Quethera was founded by Dr Peter Widdowson and Prof. Keith Martin from the University of Cambridge. UKI2S joined as a founding investor with initial seed funding. This was followed with additional funds as the company developed their proprietary gene therapy technology. UKI2S was joined with co-investment from Cambridge Enterprise and Parkwalk.
UKI2S is a hands-on investor and its investment director Oliver Sexton, who has previously worked with the gene therapy company Ark Therapeutics, oversaw the investment. He remained involved with Quethera post-investment, being active on the board and appointing additional board members to support the work of the founder.
“When Quethera started, it was an idea and we had to secure intellectual property on those ideas,” Dr Peter Widdowson, CEO of Quethera, explains. “From our point of view, UKI2S was critical. Oliver has been like a fourth member of the team. He picked up on my ideas right at the start and had the foresight to see the potential.”
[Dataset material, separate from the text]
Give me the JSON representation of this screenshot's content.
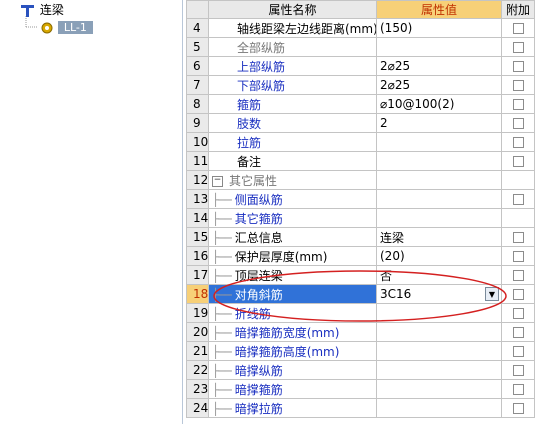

When Quethera reached the end of their seed funding, non-dilutive grant support from the Wellcome Trust and the Medical Research Council was crucial for keeping the company going. UKI2S also stepped in with further financial support in the form of convertible loans, allowing Quethera to continue their work. UKI2S investment enabled the company to show strong results in vitro and in vivo, taking the therapeutic towards the clinic.
UKI2S is a patient and engaged investor with a healthy appetite for risk. The fund works with high risk, big ideas like Quethera’s gene therapy technology. UKI2S helps build and develop the team, introducing new investment and investors, board members and management for each stage of growth. Oliver explains from the UKI2S side, “We invest via equity and loans. We founded Quethera with an equity investment, then provided two convertible loans to provide some more cash whilst the company conducted its Series A raise.”
As a marathon Series A funding round loomed, Quethera reached a fork in the road.
Peter, a veteran of major pharma companies including Pfizer, AstraZeneca and OSI Pharmaceuticals, knows the dangers of taking therapeutics to clinical trials. UKI2S helped Quethera arrange talks with potential investors, though it seemed a rocky road. Peter recalls difficulties in the negotiations where he relied heavily on UKI2S as an advisor. During negotiations, another option emerged.
“Astellas approached me in June last year, with it wanting to licence the technology and acquire us, and I thought it was just too early,” Peter says. A year on, the timing seemed right to open up this discussion again.
“Going down the Astellas deal was my driving rather than going down a Series A. It meant that we could return investment to UKI2S and Cambridge Enterprise. If we went down the Series A, everything would be dependent on raising a lot more money.”
For the investors and founders, the acquisition secured strong strategic support and helps ensure Quethera’s novel therapy may one day treat a large unmet need. The acquisition came after the company showed very promising results with the seed investment, turning a concept into a reality. For both founders and investors, a sale at this stage in the R&D process manages the dilutive impact of a large series A raise.